When you're watching that video, your first thought is "Well, that was a popup with nearly six seconds of hang time, Kiermaier had practically an eternity to get there," and that's true. But since he was shaded well toward right field against Donaldson, just look at the distance he had to travel to get to where the ball came down:
At the start of the play, Kiermaier was 125 feet from the ball's landing point. Left fielder Mallex Smith was 104 feet away. Shortstop Tim Beckham was 106 feet away and second baseman Brad Miller, shifted to the left side of second base, was only 86 feet away. There were three Rays who were closer to the ball than Kiermaier was, but it was still him, using his elite speed, who made a catch on a play that doesn't get made by similar outfielders 75 percent of the time.
BEST SPEED, NON-KIERMAIER DIVISION
30 percent -- Hamilton, April 12 (99 feet in 5.1 seconds)
You're shocked that we're using Hamilton as our example of great speed, right? The Pirates' announcers weren't, exclaiming on this play that "it's extraordinary the amount of ground Hamilton covers … it's just incredible."
As we introduced recently, "Sprint Speed" is our latest way to track running speed. It measures "feet per second" rather than "miles per hour," since feet and seconds make far more sense in the confines of a baseball field and game, and it looks at feet per second over a player's fastest one-second window. When we introduced it, Hamilton and Buxton were on top, which made perfect sense.
As we noted, 27 feet per second is roughly what an average fielder can get to when making a catch, and the range between "poor" and "elite" is approximately 23 feet per second and 30 feet per second. (Which makes sense, because six feet per second over several seconds would be a lot, if a fielder were going full speed the entire time.) Hamilton, on this play to rob Francisco Cervelli, made it up to 29.8 feet per second. This is an opportunity that's not caught 70 percent of the time, and he made it look easy. Hamilton is just the best.

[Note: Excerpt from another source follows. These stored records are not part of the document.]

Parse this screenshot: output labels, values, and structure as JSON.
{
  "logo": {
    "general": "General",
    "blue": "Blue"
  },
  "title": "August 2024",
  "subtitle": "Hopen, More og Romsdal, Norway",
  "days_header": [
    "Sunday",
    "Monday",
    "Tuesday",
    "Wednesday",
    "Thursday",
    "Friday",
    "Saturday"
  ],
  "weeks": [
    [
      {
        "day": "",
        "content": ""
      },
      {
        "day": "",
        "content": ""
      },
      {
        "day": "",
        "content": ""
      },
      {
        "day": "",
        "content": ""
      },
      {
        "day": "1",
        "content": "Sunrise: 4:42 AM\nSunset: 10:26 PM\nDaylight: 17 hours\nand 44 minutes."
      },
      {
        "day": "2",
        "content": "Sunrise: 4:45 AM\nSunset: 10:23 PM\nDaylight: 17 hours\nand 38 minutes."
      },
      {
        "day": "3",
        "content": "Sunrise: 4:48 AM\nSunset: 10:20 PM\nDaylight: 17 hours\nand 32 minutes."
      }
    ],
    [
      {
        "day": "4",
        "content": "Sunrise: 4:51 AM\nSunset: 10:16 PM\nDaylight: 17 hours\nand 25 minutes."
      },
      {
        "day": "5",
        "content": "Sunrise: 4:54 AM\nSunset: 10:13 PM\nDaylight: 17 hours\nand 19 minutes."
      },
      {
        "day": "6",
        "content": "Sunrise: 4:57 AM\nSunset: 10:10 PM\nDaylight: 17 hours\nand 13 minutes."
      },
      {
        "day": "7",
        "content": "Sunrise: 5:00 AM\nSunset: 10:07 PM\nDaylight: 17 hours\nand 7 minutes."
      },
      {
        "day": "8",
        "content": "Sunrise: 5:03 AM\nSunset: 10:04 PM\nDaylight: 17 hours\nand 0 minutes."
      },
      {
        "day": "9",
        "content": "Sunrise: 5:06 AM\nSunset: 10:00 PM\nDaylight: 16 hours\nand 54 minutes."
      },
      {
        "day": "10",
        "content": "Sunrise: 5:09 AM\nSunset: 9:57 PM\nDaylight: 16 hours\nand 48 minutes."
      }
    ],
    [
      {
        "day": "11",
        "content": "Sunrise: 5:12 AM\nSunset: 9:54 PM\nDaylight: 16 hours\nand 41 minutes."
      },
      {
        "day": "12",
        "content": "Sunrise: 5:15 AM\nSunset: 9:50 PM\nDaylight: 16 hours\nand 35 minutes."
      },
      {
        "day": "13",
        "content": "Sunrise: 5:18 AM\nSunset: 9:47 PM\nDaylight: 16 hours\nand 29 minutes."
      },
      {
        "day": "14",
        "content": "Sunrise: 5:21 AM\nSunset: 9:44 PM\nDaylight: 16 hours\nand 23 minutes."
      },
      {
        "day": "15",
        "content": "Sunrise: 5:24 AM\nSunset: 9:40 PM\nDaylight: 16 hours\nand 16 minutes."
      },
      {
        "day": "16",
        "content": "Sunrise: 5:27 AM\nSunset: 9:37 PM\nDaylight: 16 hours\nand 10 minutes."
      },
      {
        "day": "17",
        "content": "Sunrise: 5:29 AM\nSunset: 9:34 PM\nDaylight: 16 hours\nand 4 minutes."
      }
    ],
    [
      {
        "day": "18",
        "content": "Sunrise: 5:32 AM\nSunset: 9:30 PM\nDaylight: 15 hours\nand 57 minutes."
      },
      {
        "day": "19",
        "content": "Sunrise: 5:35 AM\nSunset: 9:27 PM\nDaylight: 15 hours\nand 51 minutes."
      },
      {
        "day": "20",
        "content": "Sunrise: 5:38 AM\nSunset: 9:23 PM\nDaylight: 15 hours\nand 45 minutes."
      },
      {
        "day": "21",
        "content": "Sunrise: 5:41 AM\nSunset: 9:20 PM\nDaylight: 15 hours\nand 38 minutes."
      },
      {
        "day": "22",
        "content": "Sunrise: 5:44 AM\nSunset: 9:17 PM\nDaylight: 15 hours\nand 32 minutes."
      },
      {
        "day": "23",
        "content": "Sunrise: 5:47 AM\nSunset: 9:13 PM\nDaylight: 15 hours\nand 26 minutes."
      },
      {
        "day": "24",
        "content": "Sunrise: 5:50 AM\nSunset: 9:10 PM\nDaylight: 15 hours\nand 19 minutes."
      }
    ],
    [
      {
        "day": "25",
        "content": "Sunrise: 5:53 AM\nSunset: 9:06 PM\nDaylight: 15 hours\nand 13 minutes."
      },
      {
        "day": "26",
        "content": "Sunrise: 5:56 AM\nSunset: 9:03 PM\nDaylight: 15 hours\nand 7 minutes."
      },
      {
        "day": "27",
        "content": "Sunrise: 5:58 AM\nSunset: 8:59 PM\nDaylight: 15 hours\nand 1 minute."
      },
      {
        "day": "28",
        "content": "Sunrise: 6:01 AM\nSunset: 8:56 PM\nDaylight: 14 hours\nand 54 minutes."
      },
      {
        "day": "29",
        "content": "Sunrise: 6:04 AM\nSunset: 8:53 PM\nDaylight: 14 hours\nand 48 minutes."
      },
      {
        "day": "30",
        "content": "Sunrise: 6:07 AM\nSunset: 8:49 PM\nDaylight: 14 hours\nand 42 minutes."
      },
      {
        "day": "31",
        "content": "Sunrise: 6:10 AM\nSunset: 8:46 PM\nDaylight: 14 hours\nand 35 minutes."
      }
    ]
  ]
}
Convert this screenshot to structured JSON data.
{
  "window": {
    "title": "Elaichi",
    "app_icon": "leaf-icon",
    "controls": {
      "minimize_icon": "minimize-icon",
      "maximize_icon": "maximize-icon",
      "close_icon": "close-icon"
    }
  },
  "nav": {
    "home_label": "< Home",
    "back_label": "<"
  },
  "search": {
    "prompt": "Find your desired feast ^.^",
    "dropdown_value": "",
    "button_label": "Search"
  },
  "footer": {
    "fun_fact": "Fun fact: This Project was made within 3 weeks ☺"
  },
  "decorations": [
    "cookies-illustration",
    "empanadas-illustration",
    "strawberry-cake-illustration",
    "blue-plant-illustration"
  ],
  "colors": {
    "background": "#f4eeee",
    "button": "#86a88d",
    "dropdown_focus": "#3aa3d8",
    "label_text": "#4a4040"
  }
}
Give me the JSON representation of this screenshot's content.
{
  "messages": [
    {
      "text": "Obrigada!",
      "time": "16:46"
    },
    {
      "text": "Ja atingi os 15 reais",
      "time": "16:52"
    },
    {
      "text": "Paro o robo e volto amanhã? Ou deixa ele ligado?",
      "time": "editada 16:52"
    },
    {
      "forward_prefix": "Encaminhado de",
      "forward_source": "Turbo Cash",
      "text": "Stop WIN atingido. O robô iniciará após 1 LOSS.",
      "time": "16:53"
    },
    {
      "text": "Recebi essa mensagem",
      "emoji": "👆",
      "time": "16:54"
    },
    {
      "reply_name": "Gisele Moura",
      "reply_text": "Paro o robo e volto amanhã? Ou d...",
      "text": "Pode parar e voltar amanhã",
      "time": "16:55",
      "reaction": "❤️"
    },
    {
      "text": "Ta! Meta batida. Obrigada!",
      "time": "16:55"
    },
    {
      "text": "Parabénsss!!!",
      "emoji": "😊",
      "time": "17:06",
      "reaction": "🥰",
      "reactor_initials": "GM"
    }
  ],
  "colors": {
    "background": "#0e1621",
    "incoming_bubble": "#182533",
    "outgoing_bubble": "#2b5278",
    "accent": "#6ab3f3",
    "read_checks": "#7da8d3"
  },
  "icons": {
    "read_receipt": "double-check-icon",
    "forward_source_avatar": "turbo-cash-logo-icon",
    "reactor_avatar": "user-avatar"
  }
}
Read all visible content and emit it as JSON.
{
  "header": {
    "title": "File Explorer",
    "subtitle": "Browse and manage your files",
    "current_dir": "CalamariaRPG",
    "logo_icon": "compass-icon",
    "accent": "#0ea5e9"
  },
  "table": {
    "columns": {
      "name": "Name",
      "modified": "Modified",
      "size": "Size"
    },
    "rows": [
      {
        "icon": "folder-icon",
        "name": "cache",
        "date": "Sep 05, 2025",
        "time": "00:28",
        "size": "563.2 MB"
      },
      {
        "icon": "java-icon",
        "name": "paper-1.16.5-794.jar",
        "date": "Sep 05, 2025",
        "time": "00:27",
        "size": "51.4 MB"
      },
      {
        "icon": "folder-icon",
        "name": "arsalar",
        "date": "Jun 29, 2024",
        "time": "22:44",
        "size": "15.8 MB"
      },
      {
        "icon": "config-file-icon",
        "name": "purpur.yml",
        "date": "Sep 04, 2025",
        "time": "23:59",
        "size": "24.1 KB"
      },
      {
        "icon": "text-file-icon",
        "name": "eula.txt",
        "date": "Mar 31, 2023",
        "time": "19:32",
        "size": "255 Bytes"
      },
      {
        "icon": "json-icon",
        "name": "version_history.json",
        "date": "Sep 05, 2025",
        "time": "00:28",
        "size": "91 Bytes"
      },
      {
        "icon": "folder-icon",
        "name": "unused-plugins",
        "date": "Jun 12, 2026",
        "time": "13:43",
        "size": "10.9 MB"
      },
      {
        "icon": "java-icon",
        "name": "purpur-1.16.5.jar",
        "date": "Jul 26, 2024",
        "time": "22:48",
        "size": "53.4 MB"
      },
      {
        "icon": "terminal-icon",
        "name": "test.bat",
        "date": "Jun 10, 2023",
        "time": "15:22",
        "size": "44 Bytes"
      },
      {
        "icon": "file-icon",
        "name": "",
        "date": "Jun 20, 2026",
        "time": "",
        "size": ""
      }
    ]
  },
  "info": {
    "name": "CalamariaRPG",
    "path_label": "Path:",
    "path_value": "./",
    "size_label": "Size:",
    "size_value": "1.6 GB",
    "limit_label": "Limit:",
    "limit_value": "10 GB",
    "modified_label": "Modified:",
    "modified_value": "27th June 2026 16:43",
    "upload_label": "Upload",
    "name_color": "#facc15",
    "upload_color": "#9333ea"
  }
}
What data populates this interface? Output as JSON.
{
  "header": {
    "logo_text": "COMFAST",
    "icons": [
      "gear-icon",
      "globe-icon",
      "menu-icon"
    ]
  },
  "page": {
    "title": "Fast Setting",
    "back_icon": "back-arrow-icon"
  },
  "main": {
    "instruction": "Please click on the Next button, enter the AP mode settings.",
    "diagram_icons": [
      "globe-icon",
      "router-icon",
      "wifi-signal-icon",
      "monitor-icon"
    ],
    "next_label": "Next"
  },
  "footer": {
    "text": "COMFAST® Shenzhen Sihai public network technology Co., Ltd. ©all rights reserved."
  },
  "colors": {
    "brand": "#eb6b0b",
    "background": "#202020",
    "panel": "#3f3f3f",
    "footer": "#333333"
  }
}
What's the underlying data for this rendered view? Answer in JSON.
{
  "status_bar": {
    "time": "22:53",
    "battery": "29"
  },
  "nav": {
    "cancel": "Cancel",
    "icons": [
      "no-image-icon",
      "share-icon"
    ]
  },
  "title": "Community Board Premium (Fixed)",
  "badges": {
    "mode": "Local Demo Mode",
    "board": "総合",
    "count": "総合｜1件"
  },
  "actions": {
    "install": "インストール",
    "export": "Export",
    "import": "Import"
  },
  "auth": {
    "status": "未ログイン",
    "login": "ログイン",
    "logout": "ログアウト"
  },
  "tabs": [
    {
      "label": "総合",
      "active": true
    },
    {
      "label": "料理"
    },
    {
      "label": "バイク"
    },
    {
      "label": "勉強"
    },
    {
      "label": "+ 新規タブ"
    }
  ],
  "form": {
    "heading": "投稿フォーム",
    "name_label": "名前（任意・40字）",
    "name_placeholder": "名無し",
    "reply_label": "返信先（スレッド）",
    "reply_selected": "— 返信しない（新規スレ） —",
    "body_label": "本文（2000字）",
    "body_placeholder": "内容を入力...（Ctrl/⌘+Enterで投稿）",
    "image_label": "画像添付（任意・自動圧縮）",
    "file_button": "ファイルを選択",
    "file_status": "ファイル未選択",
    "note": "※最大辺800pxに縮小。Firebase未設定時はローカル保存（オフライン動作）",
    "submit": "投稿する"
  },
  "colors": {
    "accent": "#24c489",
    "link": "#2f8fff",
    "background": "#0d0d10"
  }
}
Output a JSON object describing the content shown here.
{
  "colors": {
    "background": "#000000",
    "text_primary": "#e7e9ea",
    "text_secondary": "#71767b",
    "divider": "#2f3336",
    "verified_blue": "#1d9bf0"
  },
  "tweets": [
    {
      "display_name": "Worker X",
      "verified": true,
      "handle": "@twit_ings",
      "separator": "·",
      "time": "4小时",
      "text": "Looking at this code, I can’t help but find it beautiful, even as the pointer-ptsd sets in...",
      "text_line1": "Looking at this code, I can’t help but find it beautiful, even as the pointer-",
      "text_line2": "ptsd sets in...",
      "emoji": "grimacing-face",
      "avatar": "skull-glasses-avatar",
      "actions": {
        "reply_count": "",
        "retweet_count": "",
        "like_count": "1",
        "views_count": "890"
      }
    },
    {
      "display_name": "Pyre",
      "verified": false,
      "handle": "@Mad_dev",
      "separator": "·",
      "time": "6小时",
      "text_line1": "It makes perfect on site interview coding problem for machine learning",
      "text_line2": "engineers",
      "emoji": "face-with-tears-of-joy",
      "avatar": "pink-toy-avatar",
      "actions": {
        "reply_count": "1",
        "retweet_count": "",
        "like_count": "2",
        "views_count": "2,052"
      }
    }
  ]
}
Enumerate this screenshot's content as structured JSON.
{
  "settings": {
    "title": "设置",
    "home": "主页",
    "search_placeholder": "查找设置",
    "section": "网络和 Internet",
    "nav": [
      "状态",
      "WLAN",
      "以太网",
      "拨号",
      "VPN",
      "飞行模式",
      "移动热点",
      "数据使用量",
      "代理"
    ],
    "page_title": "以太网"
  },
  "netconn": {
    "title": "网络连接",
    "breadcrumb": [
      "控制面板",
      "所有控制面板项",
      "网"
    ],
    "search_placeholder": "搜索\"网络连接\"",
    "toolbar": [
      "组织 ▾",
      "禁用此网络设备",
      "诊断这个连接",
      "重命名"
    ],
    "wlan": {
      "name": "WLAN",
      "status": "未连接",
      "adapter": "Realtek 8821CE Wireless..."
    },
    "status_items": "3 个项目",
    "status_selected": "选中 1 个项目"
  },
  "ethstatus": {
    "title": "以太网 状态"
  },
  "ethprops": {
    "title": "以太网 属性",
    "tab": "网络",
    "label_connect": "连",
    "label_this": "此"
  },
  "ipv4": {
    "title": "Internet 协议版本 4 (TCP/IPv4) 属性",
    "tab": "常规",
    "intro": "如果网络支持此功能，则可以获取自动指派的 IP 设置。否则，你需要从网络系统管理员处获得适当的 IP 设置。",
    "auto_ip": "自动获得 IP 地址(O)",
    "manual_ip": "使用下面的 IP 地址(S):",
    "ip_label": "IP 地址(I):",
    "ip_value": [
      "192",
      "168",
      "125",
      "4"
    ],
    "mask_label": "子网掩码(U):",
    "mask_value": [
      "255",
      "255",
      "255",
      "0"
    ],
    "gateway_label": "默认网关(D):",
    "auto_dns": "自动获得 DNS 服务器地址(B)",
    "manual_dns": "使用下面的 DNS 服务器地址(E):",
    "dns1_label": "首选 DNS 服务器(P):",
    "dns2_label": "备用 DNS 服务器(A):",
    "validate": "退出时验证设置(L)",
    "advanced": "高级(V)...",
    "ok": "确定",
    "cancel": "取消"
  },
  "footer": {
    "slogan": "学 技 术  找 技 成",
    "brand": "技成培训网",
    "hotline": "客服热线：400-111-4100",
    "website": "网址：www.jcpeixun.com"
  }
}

As we said, Catch Probability doesn't account for walls yet. It's based on "how far" and "how long," and by that measure, the 100 feet in 7.3 seconds Cain had to travel to rob George Springer wouldn't rate as standing out. (As we showed above, Kiermaier's catch was 125 feet in only 5.9 seconds, and it's clear on the video Cain isn't running at full speed.) Without the wall there, nearly every outfielder makes that catch.
Of course, the wall was there. Cain did time his jump absolutely perfectly, and he did flash his million-dollar smile at Springer, who tipped his cap to the outfielder who'd just taken away a nearly-sure hit. Similarly to Adam Jones's catch in the World Baseball Classic, what made this one memorable isn't that no one else could have made it, because that's probably not true. What made this one great is that the opportunity was there, and Cain made it look great. How could we not respect how cool that is?
Mike Petriello is an analyst for MLB.com and the host of the Statcast podcast. He has previously written for ESPN Insider and FanGraphs. This story was not subject to the approval of Major League Baseball or its clubs.